* [Exercise inputs]:
================================
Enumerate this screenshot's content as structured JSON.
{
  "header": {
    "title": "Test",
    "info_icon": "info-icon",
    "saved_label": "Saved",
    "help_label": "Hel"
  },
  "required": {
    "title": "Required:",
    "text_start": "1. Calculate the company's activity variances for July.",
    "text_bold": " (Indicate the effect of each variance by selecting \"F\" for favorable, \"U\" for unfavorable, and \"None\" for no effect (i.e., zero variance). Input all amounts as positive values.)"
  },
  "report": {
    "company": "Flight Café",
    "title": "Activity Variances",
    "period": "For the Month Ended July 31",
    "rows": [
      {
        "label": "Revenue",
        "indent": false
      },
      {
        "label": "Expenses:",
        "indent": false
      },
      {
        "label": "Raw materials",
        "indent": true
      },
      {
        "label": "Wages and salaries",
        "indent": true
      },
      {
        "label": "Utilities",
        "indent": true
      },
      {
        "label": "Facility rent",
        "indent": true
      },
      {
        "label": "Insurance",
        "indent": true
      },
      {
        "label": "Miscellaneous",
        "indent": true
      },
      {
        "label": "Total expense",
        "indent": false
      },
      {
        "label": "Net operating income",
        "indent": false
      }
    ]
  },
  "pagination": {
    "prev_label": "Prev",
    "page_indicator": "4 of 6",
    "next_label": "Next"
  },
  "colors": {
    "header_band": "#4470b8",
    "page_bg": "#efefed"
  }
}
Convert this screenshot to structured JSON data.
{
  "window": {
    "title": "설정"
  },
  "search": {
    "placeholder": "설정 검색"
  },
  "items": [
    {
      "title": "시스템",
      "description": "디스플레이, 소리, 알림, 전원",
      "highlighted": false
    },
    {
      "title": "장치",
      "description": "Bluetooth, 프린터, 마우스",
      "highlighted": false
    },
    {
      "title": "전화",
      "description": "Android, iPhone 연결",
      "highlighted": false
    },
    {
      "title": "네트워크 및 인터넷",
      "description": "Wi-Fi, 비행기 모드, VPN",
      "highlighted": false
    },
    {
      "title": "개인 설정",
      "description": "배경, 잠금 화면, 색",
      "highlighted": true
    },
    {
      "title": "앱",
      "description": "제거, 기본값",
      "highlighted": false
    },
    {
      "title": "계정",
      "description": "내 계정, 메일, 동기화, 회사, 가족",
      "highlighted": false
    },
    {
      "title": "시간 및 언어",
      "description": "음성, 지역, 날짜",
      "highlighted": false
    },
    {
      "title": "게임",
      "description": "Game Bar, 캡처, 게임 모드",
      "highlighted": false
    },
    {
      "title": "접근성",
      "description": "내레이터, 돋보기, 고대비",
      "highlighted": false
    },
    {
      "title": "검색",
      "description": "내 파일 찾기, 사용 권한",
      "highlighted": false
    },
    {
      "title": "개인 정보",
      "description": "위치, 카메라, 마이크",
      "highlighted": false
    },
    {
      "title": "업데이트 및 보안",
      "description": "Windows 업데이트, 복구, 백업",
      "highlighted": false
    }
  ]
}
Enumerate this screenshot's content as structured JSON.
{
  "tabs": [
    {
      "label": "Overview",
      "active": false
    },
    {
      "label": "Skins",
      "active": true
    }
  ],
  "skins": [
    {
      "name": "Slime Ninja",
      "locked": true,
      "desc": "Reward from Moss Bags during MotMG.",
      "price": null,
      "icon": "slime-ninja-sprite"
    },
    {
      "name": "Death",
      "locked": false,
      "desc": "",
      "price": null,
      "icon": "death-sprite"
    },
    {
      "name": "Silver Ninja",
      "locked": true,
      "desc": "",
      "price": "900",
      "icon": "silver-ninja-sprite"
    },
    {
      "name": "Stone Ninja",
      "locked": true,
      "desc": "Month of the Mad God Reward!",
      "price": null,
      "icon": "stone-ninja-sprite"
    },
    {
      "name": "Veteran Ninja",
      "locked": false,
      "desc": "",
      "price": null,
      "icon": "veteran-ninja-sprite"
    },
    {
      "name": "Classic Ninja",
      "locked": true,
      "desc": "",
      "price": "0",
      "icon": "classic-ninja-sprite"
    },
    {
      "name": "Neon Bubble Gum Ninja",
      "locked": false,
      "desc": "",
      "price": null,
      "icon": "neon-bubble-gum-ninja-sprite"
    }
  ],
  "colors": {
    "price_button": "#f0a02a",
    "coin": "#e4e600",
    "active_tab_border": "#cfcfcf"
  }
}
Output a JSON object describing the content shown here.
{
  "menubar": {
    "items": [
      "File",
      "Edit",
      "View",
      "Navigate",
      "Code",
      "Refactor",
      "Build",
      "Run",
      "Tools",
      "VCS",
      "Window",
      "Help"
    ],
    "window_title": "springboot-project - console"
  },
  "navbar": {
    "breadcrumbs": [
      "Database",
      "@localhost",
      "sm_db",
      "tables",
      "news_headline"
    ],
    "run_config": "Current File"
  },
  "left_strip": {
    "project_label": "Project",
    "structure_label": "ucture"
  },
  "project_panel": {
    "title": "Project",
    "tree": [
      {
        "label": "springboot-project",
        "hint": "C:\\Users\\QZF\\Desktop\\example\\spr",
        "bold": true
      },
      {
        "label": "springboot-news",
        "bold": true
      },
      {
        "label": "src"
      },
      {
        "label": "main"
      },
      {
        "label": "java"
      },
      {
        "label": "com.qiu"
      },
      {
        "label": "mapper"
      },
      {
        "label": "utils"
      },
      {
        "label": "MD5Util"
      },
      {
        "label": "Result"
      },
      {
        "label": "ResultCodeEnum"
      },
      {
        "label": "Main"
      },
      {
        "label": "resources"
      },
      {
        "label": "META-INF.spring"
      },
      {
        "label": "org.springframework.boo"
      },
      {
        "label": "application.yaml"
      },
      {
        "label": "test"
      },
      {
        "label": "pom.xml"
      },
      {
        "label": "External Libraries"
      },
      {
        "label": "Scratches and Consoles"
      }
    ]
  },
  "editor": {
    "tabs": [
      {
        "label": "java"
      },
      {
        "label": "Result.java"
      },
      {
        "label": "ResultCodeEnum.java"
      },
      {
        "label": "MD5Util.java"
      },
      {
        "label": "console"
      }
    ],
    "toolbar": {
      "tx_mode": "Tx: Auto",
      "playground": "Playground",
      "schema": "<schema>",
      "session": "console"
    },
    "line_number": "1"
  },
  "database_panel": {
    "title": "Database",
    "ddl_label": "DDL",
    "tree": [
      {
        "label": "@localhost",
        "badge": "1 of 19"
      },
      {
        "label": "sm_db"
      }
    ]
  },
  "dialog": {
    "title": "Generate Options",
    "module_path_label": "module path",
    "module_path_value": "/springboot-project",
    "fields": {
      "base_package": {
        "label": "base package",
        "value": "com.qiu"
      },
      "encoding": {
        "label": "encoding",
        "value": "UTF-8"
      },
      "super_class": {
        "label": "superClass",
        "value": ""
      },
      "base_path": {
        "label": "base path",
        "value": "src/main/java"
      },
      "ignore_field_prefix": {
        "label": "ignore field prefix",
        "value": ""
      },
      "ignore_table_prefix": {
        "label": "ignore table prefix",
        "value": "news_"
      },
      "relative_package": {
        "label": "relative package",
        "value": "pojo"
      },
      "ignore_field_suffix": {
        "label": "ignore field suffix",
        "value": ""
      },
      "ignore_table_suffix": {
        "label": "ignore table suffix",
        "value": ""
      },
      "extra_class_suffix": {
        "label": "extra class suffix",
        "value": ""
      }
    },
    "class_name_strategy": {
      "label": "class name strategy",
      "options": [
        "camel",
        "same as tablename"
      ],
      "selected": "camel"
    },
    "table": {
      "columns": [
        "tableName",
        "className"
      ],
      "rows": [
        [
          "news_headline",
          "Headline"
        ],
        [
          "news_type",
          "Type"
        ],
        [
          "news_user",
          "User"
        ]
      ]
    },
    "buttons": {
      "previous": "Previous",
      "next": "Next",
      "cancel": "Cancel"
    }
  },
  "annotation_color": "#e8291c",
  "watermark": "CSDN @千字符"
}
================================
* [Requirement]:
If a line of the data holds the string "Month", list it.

* [Task result]:
    "period": "For the Month Ended July 31",
      "desc": "Month of the Mad God Reward!",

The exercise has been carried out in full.